Many consumers suggest that the Android market is fairly primitive in comparison to the iPhone app store. For instance, app prices are displayed in currencies of the developers who published the app and not in the local currency of the Android phone. So a Canadian consumer would see a British app-developer’s apps priced in British pounds instead of the Canadian dollar.
Developers can sell Android apps through the Android marketplace and other channel they choose and this gives developers more options to monetize their apps. However, iPhone apps can only be purchased through the app store (with a narrow exception for large enterprises). Microsoft’s current plan is to limit app sales to the Windows Phone marketplace.
iPhone app developers benefit from being able to develop iPad apps with very little effort and most reports indicate that iPad apps sell fairly well. When/if other tablets (with app stores) become popular, developers can expect to make money from other platforms as well.
I haven’t compared advertising-revenue options for apps on different platforms, but a discussion on advertising-revenues probably belongs in a separate post.
Overall, the mobile app landscape has gone through a lot of exciting changes and it should be very interesting to follow this over the next few years.
I’ve been fighting with choosing XNA, xCode, or Java. I’m a c# developer and I’m leaning towards openGL with the iPhone. I did some small iPhone games a year ago. But the awkwardness of xCode gets me.

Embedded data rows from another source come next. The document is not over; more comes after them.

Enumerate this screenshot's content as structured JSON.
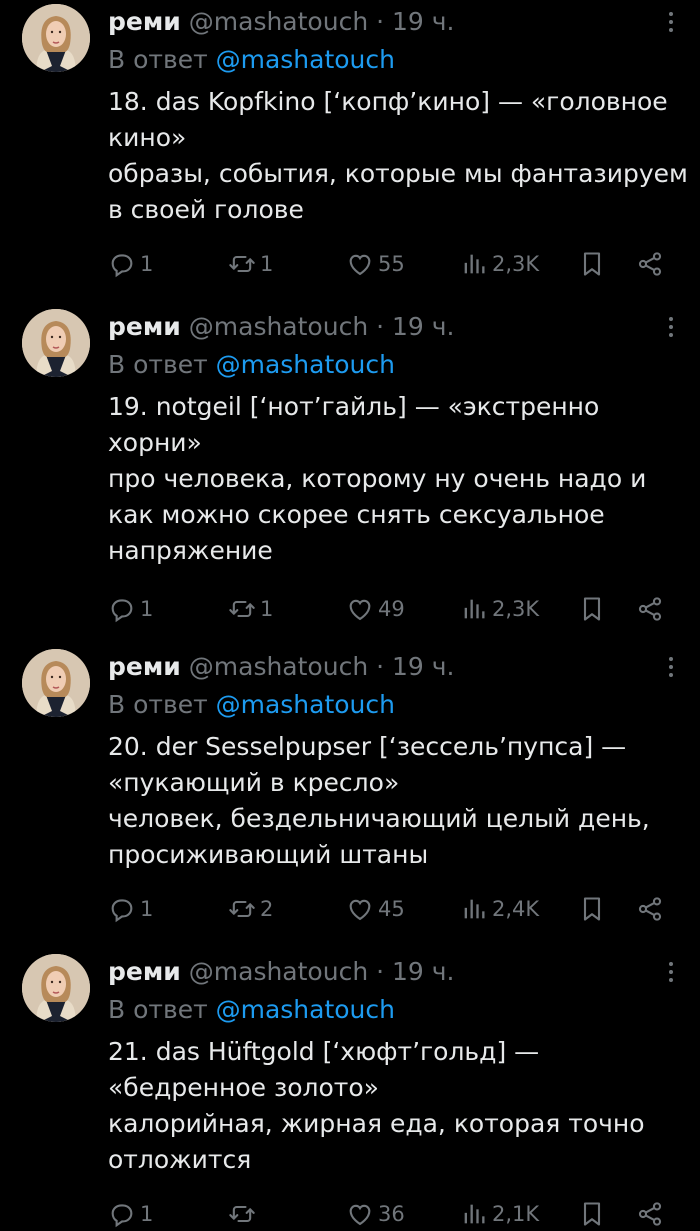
{
  "tweets": [
    {
      "name": "реми",
      "handle": "@mashatouch",
      "time": "· 19 ч.",
      "reply_prefix": "В ответ",
      "reply_handle": "@mashatouch",
      "lines": [
        "18. das Kopfkino [‘копф’кино] — «головное",
        "кино»",
        "образы, события, которые мы фантазируем",
        "в своей голове"
      ],
      "replies": "1",
      "retweets": "1",
      "likes": "55",
      "views": "2,3K"
    },
    {
      "name": "реми",
      "handle": "@mashatouch",
      "time": "· 19 ч.",
      "reply_prefix": "В ответ",
      "reply_handle": "@mashatouch",
      "lines": [
        "19. notgeil [‘нот’гайль] — «экстренно",
        "хорни»",
        "про человека, которому ну очень надо и",
        "как можно скорее снять сексуальное",
        "напряжение"
      ],
      "replies": "1",
      "retweets": "1",
      "likes": "49",
      "views": "2,3K"
    },
    {
      "name": "реми",
      "handle": "@mashatouch",
      "time": "· 19 ч.",
      "reply_prefix": "В ответ",
      "reply_handle": "@mashatouch",
      "lines": [
        "20. der Sesselpupser [‘зессель’пупса] —",
        "«пукающий в кресло»",
        "человек, бездельничающий целый день,",
        "просиживающий штаны"
      ],
      "replies": "1",
      "retweets": "2",
      "likes": "45",
      "views": "2,4K"
    },
    {
      "name": "реми",
      "handle": "@mashatouch",
      "time": "· 19 ч.",
      "reply_prefix": "В ответ",
      "reply_handle": "@mashatouch",
      "lines": [
        "21. das Hüftgold [‘хюфт’гольд] —",
        "«бедренное золото»",
        "калорийная, жирная еда, которая точно",
        "отложится"
      ],
      "replies": "1",
      "retweets": "",
      "likes": "36",
      "views": "2,1K"
    }
  ],
  "icons": {
    "reply": "reply-icon",
    "retweet": "retweet-icon",
    "like": "heart-icon",
    "views": "views-icon",
    "bookmark": "bookmark-icon",
    "share": "share-icon",
    "more": "more-icon"
  },
  "colors": {
    "background": "#000000",
    "text": "#e7e9ea",
    "muted": "#71767b",
    "link": "#1d9bf0"
  }
}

Good article though.
Thanks, and I agree with your comment about Xcode. It seems somewhat primitive when compared to Visual Studio.
I haven’t tried Xcode myself but I can chime in on the Android development environment which uses the Eclipse IDE. It is pretty good, I hear a bit better than Xcode, but would also put it in the category of primitive compared with Visual Studio.
Open source and free are great but there have been times during development when I would have gladly paid a couple of hundred dollars to be able to work in Visual Studio.
So tools will be one advantage for Microsoft, the rest is still too early to tell.
Very good article giving an overview of the current state of the mobile app landscape. I’ve been trying my hand at Android development, testing the waters with our first app.
Developing on Android has been fun, the ramp up time quick, and the publishing process painless. There are certainly issues with fragmentation, Google’s developer and customer support and issues with the marketplace that may be keeping Android from reaching it’s potential.
We’ll see how we do in terms of revenue as that is what will ultimately decide what platform I’ll spend my energy on going forward.